While you attend high school proms and college dances with girlfriends, you will discover there are other boys who find you “cute.”  You never thought of yourself as cute or handsome so these attentions may seem a bit confusing.  When you get hit on by the younger brother of a close friend, you fear that the world will soon know all about it.  Don’t worry, no one knows.  At least, I think no one knows.  Other boys travel through your life, but none stay.  I think that is largely due to your stubborn attitude about most things.  I guess it is less so from where I am at now.

You will come to believe, perhaps rightly so, that your various groups of friends, and various lifestyles, will not mix well so you make sure they don’t mix at all.  This is a talent you picked up when you were very young.  Within these several groups, people only see one side of you and may believe that is all there is.  It is a defense mechanism on your part and I must tell you that in the long run, it is not beneficial.  You are solidly convinced right now that you are doing the right thing, but people will leave your life not knowing who you really are.  That will make you sad.  It is a hard time to be open, but I am convinced your friends will stand beside you, even as they do now.  Would you be surprised to learn that your closest friends after college and for many more years to come are mostly from your high school days, both from your class and a few that followed?  When you finally let them get to know you, they remain your close friends.  You will also make new and younger friends right about now.  They will be great friendships, perhaps because they really know you.  Well, I guess I am not certain about that, however.

Photo by Pixabay on Pexels.com

I would like to warn you that after high school and college you will make a lot of stupid mistakes.  You will invest time in meaningless friendships and all for the wrong reasons.  Dare I tell you of the beating you will take for who you are and the scars it will leave on your face and your spirit?  You were not going to have your class portrait taken for graduating from NEIU because it was soon after, but they convince you to come.  Your face will be bruised and battered from what they would now call a hate crime.  The photographer tells you that you can reject all the pictures and you are convinced you will.  I am glad to tell you they come out OK.  We would call it photoshopping now but you will know that they did a great job of airbrushing the pictures.  I still don’t know exactly what that process is but it worked well.  I do not think my words of caution will do much good since I know you so well.  Would you steer a better course if I showed you the way?  I fear not, since you remain stubborn.

Despite the mistakes and the downtimes that will follow, I need to tell you this one very important thing.  It gets better.  Those three words will almost be a cliché by the time you get to where I am now, but it is true.  You will find many around you who will say the same.  It is the only thing I can tell you that matters.  I can not alter your course, but I swear to you that it gets better.  Please believe me.

Your future friend,

Rich

See Also: “A Glance Backward,” Serendipity, teepee12.com Sunday, February 21, 2021.

BACKFIRE: THE BIG MISCALCULATION

We have now reached 4 and a half million known infections and over 155,000 dead from COVID-19 in the United States.

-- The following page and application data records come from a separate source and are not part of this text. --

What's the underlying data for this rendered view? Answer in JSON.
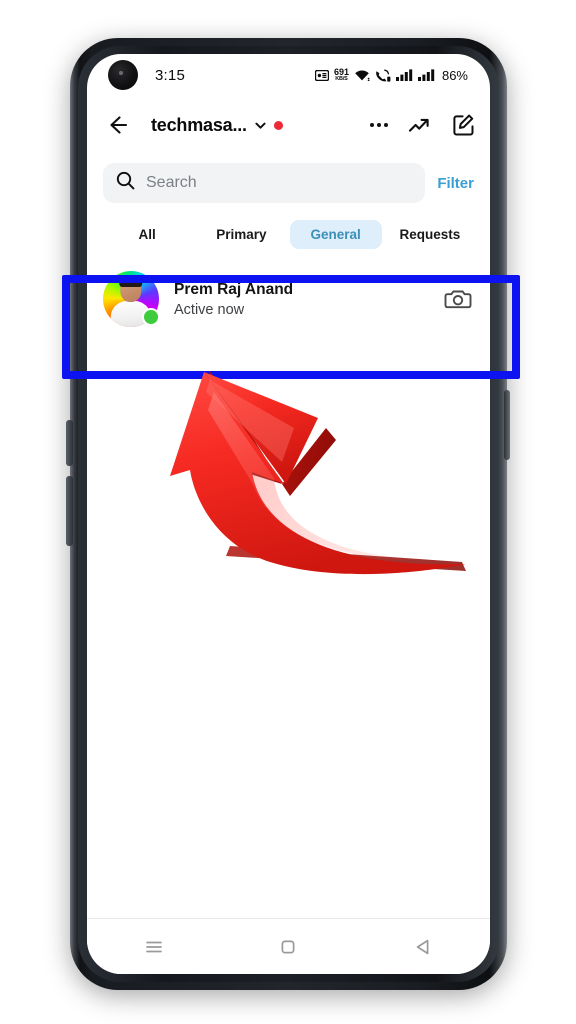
{
  "status_bar": {
    "time": "3:15",
    "network_speed_value": "691",
    "network_speed_unit": "KB/S",
    "battery_percent": "86%",
    "icons": [
      "vpn-icon",
      "network-speed-icon",
      "wifi-icon",
      "vibrate-call-icon",
      "signal-bars-icon-1",
      "signal-bars-icon-2"
    ]
  },
  "header": {
    "back_icon": "back-arrow-icon",
    "username": "techmasa...",
    "chevron_icon": "chevron-down-icon",
    "status_dot_color": "#ED2A36",
    "menu_icon": "three-dots-icon",
    "trending_icon": "trending-up-icon",
    "compose_icon": "compose-edit-icon"
  },
  "search": {
    "icon": "search-icon",
    "value": "",
    "placeholder": "Search",
    "filter_label": "Filter",
    "filter_color": "#3B9FD4"
  },
  "tabs": [
    {
      "label": "All",
      "active": false
    },
    {
      "label": "Primary",
      "active": false
    },
    {
      "label": "General",
      "active": true
    },
    {
      "label": "Requests",
      "active": false
    }
  ],
  "tab_active_bg": "#DEEEFA",
  "tab_active_text": "#3C8FB8",
  "chat_list": [
    {
      "name": "Prem Raj Anand",
      "status": "Active now",
      "online": true,
      "online_dot_color": "#3ECB3E",
      "avatar": "rainbow-gradient-profile-photo",
      "action_icon": "camera-icon"
    }
  ],
  "nav_bar": {
    "recents_icon": "hamburger-recents-icon",
    "home_icon": "home-square-icon",
    "back_icon": "back-triangle-icon"
  },
  "annotations": {
    "highlight_box": {
      "color": "#0C12F0",
      "target": "chat-row-prem-raj-anand"
    },
    "arrow": {
      "color": "#EE2222",
      "direction": "up-left",
      "points_to": "chat-row-prem-raj-anand"
    }
  }
}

In case you missed it last week on SERENDIPITY, here are the beginnings of the epic failure in leadership. Be sure to click on “View original post” at the bottom to head over to teepee12.com for the rest of this article.

WHERE’S MY STUFF? – Marilyn Armstrong and Rich Paschall

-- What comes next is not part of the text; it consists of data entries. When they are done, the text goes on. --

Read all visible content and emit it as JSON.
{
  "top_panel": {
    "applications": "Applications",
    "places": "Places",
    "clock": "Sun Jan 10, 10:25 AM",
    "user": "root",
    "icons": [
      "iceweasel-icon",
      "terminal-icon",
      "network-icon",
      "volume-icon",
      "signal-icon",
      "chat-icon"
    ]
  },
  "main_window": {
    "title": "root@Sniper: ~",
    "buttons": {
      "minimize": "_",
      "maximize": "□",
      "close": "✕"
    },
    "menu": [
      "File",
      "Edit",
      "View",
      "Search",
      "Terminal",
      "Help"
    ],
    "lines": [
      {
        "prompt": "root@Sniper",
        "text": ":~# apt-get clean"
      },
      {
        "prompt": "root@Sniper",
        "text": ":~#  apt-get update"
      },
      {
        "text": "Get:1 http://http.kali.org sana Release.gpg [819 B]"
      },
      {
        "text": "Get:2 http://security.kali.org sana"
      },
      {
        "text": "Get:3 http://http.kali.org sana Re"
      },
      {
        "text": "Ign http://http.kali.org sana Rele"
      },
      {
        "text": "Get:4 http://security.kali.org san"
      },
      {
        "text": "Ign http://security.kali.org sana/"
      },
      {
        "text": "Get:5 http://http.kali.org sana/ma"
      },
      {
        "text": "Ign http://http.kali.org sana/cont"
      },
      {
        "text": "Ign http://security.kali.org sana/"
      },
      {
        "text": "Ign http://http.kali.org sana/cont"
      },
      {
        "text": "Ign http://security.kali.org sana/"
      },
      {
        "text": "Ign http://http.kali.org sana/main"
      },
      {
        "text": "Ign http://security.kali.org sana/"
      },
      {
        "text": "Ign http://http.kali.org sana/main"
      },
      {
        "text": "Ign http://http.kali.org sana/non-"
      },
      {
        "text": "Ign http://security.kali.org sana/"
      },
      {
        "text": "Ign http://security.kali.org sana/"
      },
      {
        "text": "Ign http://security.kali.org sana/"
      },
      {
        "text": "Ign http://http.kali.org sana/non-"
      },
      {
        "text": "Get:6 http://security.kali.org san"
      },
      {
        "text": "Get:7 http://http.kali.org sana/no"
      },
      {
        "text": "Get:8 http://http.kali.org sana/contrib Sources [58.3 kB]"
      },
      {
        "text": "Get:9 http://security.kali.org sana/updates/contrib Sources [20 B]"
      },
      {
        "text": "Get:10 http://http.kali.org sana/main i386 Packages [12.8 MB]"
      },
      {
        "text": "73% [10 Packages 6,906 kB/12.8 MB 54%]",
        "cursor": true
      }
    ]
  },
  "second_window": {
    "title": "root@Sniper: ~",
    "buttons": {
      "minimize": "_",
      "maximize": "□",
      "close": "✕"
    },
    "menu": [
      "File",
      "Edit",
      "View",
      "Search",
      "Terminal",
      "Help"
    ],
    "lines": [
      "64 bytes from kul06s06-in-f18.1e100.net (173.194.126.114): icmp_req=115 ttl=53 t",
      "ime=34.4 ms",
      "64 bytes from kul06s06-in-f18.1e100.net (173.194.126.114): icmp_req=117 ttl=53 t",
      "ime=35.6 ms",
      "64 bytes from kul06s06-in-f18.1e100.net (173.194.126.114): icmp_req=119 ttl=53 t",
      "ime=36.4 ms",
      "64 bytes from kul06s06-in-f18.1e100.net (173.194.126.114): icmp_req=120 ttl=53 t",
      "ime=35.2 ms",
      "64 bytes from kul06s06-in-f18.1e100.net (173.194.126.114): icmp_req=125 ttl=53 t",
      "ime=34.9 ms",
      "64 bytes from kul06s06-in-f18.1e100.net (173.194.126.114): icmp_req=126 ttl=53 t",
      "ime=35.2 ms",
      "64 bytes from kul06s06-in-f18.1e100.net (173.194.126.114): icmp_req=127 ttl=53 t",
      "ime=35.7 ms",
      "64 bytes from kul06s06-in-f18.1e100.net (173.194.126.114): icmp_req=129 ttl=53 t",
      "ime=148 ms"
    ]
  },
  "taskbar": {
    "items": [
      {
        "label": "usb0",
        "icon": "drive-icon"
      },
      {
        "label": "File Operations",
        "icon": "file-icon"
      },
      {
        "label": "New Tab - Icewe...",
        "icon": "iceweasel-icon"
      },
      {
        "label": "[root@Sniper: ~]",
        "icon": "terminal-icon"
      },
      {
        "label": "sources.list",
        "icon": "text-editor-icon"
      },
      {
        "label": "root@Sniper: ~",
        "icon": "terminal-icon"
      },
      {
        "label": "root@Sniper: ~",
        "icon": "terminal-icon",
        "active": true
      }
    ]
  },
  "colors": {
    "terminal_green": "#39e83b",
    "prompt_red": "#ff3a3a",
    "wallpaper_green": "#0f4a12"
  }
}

In case you missed this one earlier in the week on SERENDIPITY, here is the link back to it. The supply chain has been disrupted in ways we could not imagine at the beginning of the year. Here are some thoughts and links to other articles. Be sure to click “view original post” at the bottom to head over to teepee12.com for the rest of the article.

STONEWALL UPRISING – Rich Paschall

There will be no Pride Parades this year, but for 50 years gays had taken to the streets, first in rebellion, then in celebration. Last year on the 50th anniversary of Stonewall we looked at the story of the Uprising. Be sure to click “View original post” at the bottom to head over to SERENDIPITY for the rest of the story.